(Beginning of Entries supplied)

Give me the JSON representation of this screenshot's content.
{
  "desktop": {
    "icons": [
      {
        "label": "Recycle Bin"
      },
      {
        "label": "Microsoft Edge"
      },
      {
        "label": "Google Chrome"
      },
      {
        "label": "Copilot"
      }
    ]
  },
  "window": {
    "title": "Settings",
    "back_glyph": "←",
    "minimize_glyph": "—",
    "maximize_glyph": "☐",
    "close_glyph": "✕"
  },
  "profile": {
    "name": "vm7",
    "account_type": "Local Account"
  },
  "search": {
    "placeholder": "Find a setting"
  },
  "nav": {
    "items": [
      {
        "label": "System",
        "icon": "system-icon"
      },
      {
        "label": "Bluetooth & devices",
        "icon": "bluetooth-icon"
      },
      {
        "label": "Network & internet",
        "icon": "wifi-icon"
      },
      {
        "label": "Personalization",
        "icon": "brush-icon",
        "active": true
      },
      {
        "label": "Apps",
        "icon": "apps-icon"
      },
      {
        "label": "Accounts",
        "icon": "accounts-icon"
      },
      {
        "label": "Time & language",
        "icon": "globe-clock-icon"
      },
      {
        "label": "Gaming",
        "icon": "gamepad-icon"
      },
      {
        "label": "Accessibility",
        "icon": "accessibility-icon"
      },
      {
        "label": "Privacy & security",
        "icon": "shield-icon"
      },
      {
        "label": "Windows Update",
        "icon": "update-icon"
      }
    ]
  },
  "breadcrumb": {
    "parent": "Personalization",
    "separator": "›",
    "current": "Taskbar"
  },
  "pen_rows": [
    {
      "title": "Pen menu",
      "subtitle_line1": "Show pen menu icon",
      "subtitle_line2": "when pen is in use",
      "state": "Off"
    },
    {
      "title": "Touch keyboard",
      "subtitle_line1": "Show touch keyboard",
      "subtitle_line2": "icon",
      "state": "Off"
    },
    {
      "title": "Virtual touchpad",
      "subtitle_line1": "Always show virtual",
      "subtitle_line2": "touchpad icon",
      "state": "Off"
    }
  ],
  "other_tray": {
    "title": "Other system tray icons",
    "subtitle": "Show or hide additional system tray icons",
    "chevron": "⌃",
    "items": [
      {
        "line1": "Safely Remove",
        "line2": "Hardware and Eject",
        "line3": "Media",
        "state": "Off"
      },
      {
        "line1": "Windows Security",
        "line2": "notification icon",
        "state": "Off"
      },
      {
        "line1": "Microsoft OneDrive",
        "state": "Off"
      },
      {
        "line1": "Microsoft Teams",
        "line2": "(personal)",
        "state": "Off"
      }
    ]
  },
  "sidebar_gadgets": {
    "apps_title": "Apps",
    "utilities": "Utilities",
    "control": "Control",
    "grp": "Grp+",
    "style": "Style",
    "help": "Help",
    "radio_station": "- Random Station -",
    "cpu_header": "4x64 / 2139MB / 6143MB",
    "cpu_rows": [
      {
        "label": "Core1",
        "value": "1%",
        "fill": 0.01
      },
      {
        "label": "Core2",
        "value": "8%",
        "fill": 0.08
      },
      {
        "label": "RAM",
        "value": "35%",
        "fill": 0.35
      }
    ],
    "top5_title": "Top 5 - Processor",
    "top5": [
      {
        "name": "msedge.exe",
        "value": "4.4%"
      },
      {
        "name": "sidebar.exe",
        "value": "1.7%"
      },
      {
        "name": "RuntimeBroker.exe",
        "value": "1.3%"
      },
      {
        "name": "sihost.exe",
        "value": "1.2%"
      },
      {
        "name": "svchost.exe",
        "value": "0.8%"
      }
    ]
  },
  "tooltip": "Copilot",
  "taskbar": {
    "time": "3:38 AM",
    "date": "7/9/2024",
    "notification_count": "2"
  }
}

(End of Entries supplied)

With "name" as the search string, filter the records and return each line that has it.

    "name": "vm7",
        "name": "msedge.exe",
        "name": "sidebar.exe",
        "name": "RuntimeBroker.exe",
        "name": "sihost.exe",
        "name": "svchost.exe",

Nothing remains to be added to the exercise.